Try it: Every line of the data that includes "text" should be copied out.

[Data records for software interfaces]
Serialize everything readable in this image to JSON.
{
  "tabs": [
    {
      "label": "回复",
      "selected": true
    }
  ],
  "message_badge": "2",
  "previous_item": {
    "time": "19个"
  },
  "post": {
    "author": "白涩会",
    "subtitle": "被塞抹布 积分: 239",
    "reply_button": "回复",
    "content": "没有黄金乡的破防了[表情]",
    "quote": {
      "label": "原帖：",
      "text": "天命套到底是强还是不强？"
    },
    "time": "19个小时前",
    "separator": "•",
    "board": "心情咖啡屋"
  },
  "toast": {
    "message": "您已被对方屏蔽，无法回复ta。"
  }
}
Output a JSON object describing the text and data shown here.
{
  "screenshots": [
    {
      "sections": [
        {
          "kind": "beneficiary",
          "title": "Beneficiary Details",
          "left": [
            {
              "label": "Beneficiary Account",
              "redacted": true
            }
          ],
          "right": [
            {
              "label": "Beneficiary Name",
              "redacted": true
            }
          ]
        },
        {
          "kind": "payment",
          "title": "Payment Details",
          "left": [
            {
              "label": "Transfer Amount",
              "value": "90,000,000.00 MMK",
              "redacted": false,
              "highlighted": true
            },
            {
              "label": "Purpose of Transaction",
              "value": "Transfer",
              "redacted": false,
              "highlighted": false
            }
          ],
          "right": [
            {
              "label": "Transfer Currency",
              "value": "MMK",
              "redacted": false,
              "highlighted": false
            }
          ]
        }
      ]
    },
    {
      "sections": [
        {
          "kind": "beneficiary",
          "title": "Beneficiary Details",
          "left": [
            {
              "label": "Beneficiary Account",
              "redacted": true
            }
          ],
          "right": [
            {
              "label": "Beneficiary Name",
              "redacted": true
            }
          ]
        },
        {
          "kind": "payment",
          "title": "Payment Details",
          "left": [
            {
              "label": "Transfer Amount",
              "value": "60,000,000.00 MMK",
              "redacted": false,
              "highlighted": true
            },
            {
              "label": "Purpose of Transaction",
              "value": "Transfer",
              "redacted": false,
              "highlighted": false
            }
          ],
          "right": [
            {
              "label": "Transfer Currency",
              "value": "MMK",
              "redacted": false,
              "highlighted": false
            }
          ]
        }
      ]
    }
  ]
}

Written answer:
      "text": "天命套到底是强还是不强？"
Output a JSON object describing the text and data shown here.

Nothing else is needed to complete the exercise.